* Trends in Chlamydia morbidity reporting from many state and local jurisdictions are more reflective of changes in diagnostic, screening, and reporting practices than of actual trends in disease incidence. Morbidity trends are also likely to be influenced by changes in test technology as laboratories expand their use of more sensitive tests (e.g., nucleic acid amplification tests). As more jurisdictions develop Chlamydia prevention and control programs, including improved surveillance systems to monitor trends, the data should improve and become more representative of true trends in disease.
Years Available: 2003–2017
Permanent Link: http://data.sagepub.com/sagestats/6252
General Notes: *Median value gives the value for the "average" county for this metric, the 50th percentile of all counties reporting data.
Trends in rates of reported cases of chlamydia are influenced by changes in incidence of infection, as well as changes in diagnostic, screening, and reporting practices. As chlamydial infections are usually asymptomatic, the number of infections identified and reported can increase as more people are screened even when incidence is flat or decreasing. Expanded use of more sensitive diagnostics tests (e.g., nucleic acid amplification tests) can also increase the number of infections identified and reported independent of increases in incidence. Additionally, increasing use of electronic laboratory reporting has likely increased the proportion of diagnosed cases that are reported. Consequently, an increasing chlamydia case rate may reflect increases in incidence of infection, screening coverage, and use of more sensitive tests, as well as more complete reporting. Likewise, decreases in chlamydia case rates may suggest decreases in incidence of infection or screening coverage.

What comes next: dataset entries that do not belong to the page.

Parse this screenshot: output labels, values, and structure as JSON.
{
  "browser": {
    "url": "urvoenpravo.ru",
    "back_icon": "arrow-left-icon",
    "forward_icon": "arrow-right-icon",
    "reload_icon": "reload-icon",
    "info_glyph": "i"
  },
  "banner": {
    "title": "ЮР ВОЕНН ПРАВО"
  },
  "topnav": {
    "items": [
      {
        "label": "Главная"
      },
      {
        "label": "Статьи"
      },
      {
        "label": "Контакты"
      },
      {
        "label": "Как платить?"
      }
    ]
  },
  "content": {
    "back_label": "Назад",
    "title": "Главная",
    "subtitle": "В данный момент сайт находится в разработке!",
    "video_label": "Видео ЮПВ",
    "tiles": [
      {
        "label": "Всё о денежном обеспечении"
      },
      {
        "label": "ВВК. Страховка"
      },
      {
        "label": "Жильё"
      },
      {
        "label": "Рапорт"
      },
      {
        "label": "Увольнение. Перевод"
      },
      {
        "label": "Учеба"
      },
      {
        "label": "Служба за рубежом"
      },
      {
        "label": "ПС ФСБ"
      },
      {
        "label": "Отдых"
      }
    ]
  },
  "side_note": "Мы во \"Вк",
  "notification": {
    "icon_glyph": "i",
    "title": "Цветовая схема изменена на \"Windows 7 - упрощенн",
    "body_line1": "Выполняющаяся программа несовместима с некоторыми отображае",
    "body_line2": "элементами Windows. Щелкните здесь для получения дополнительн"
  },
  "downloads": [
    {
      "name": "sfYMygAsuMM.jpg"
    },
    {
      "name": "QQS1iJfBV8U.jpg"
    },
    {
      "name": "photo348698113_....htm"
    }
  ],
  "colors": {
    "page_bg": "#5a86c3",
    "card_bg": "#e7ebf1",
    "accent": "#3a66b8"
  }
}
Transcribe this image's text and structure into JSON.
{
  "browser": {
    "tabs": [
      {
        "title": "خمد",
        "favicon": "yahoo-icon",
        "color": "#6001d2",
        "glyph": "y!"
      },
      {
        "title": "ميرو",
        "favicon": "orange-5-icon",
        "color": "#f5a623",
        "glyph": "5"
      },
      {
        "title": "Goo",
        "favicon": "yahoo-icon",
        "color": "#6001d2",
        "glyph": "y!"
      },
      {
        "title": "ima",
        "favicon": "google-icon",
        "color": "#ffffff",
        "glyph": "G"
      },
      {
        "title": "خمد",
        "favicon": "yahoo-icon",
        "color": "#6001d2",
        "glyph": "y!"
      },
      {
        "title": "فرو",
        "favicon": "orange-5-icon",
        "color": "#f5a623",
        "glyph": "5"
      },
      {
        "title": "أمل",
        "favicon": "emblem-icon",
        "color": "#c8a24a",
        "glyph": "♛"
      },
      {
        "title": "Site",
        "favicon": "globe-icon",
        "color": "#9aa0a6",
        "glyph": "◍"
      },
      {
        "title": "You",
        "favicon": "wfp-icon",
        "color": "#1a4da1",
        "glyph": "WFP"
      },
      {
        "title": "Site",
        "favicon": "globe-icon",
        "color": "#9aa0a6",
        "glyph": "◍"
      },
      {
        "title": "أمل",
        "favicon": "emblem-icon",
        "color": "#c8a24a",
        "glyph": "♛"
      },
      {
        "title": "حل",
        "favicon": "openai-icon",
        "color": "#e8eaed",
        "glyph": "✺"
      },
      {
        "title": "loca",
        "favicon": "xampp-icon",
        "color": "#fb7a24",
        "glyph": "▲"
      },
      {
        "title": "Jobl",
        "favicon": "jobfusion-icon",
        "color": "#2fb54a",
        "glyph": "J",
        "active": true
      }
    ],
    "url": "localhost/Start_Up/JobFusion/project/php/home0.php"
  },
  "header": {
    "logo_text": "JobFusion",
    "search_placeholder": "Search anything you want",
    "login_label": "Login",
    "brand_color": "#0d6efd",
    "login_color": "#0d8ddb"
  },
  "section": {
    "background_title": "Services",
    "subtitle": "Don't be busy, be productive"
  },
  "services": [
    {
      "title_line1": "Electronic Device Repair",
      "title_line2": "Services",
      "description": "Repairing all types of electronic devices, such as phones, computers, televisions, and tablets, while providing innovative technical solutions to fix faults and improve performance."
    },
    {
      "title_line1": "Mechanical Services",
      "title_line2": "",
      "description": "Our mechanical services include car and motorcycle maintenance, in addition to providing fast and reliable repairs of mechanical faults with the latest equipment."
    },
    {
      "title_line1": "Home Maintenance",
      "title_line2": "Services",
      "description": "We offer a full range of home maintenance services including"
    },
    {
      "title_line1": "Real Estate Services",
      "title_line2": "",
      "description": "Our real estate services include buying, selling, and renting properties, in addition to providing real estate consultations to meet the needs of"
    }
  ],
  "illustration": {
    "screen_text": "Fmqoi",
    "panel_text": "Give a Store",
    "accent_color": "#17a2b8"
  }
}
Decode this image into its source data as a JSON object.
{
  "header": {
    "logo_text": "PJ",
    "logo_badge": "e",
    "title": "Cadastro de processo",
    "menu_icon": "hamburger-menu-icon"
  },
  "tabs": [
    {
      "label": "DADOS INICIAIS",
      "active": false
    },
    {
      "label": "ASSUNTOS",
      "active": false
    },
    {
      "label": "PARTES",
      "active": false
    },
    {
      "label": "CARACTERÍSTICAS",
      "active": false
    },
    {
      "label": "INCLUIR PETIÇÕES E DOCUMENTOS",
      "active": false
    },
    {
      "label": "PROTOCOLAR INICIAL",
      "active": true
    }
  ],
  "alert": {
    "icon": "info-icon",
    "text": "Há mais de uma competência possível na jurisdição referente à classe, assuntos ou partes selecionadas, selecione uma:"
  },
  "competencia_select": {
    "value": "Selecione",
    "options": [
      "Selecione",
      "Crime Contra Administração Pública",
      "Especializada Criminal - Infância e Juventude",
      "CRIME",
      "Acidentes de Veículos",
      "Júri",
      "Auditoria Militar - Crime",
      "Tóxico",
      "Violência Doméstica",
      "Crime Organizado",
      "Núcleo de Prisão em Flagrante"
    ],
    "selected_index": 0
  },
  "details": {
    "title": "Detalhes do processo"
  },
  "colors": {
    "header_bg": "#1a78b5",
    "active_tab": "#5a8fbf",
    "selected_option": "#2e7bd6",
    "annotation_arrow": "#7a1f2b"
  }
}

Display of county-level data is limited to total rate or case count, with no demographic breakdown; therefore, no data suppression is used at the county level.